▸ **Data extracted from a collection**
--------------------

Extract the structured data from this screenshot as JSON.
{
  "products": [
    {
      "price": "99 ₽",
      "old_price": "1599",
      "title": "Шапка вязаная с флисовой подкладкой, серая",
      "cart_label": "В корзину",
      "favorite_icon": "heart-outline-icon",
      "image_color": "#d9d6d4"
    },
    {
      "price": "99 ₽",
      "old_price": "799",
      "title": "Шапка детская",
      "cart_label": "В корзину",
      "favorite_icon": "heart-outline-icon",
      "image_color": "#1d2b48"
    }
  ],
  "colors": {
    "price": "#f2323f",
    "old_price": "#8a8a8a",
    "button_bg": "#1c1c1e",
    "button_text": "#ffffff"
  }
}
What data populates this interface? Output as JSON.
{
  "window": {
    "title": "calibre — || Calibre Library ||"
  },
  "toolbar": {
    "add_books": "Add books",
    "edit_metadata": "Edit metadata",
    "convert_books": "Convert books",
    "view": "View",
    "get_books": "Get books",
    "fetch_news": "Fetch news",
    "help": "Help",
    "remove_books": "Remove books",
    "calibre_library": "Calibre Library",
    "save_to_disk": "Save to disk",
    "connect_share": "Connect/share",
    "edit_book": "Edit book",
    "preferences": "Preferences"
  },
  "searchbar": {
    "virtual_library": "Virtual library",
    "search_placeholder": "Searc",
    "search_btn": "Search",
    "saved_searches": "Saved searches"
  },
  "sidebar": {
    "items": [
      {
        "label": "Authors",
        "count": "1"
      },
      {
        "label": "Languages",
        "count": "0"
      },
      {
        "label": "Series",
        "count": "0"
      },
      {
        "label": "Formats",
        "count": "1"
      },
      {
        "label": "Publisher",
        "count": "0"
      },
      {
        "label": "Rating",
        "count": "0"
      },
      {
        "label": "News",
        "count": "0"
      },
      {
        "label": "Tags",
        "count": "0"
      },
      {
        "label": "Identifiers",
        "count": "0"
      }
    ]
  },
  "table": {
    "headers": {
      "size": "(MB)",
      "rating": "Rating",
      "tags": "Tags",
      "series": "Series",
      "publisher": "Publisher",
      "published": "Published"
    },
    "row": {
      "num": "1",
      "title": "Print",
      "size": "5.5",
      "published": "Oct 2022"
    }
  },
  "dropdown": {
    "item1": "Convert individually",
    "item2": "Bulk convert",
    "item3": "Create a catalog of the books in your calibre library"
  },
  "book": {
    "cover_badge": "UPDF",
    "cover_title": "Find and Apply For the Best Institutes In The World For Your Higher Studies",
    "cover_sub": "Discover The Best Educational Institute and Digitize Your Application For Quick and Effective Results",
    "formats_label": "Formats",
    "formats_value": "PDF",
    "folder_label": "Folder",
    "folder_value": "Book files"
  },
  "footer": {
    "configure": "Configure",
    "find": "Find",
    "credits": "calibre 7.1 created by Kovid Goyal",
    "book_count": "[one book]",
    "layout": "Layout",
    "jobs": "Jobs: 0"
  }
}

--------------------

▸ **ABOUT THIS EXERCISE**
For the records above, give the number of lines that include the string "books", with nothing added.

▸ **REPLY**
5